Park. Also, attempts have been made by the government to eradicate child labor
in general. Of course we find many teenagers street vending and do profiles on
anyone who reports being 18 or younger, and those older ages don’t count as
child labor. But there was a significant lower amount of 10 and 11 year olds on
the streets during this census. Additionally, it might be due to the fact that
we did send around 50 kids back to their families in Haiti and started
registering kids in school, and rewarding them with things for going, but the
men who were highly responsible for the child trafficking in Padre Granero when
we first began seem to have stopped doing that altogether. I haven’t heard of
such activity in years.
The most alarming thing we saw during the 2015 census was not kids who
were estranged from their families and living as servants, but two cousins and
a sister. They live with their parents and say they go to school, but they can
be seen often in the dark far from home selling peanuts. I drove the two boys home
one day as it was dark and they were at La Sirena when they live far away from
La Sirena. They fell asleep in the car and I made it to the area where they
said they lived, then asked people on the road if they knew where the boys
sleeping of my car lived. We eventually found their family. I talked to them
about why they sent their kids out to work on the streets like that alone and
until very late at night. They said that an adult usually went with them and
would go with them in the future. They have financial needs. I said I would try
to find some help to get them some groceries each month. And not to send the
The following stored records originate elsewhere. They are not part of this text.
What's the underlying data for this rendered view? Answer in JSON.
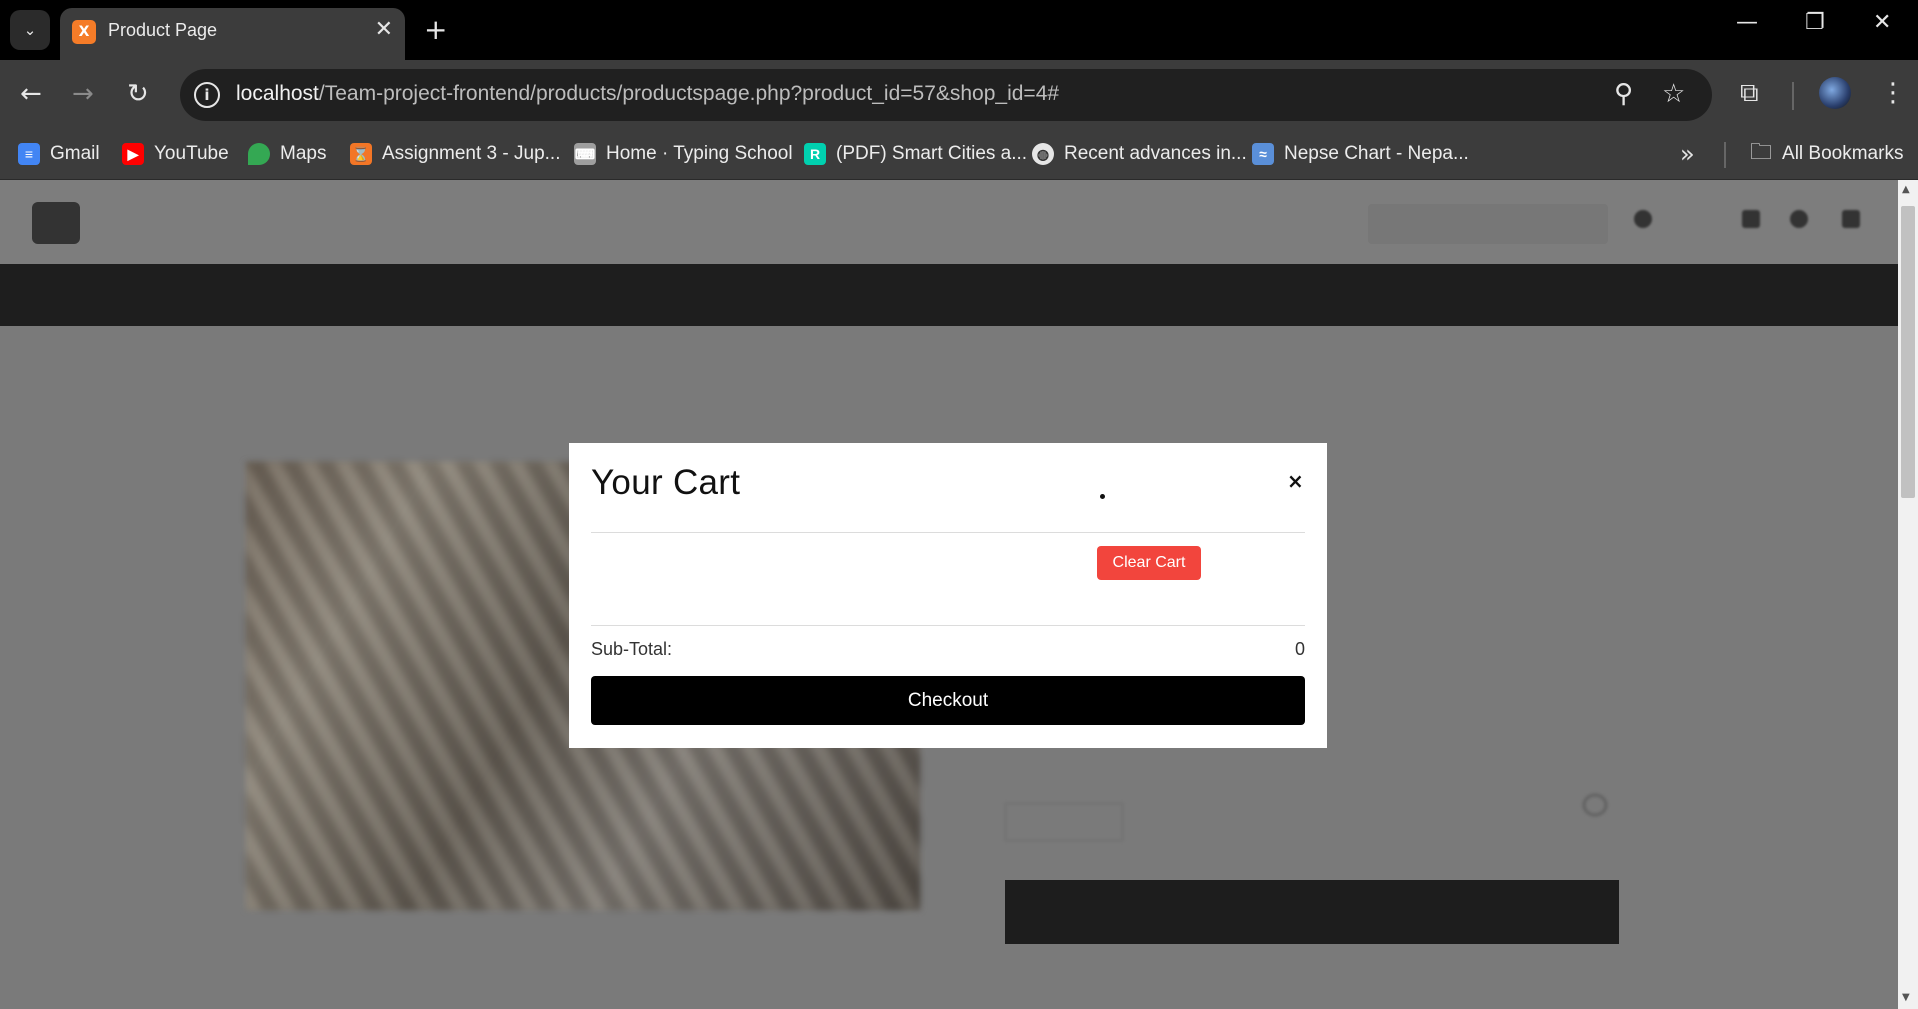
{
  "browser": {
    "tab": {
      "title": "Product Page",
      "favicon_letter": "X"
    },
    "url": {
      "host": "localhost",
      "path": "/Team-project-frontend/products/productspage.php?product_id=57&shop_id=4#"
    },
    "bookmarks": [
      {
        "label": "Gmail",
        "icon": "gmail-icon",
        "color": "#4285f4"
      },
      {
        "label": "YouTube",
        "icon": "youtube-icon",
        "color": "#ff0000"
      },
      {
        "label": "Maps",
        "icon": "maps-icon",
        "color": "#34a853"
      },
      {
        "label": "Assignment 3 - Jup...",
        "icon": "jupyter-icon",
        "color": "#f37626"
      },
      {
        "label": "Home · Typing School",
        "icon": "typing-icon",
        "color": "#9e9e9e"
      },
      {
        "label": "(PDF) Smart Cities a...",
        "icon": "researchgate-icon",
        "color": "#00d0af"
      },
      {
        "label": "Recent advances in...",
        "icon": "globe-icon",
        "color": "#e6e6e6"
      },
      {
        "label": "Nepse Chart - Nepa...",
        "icon": "nepse-icon",
        "color": "#5a8fd8"
      }
    ],
    "all_bookmarks_label": "All Bookmarks"
  },
  "cart_modal": {
    "title": "Your Cart",
    "close_label": "×",
    "clear_label": "Clear Cart",
    "subtotal_label": "Sub-Total:",
    "subtotal_value": "0",
    "checkout_label": "Checkout"
  }
}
kids out anymore! Especially alone! I still see the kids very often, sometimes
accompanied by an adult, and sometimes not.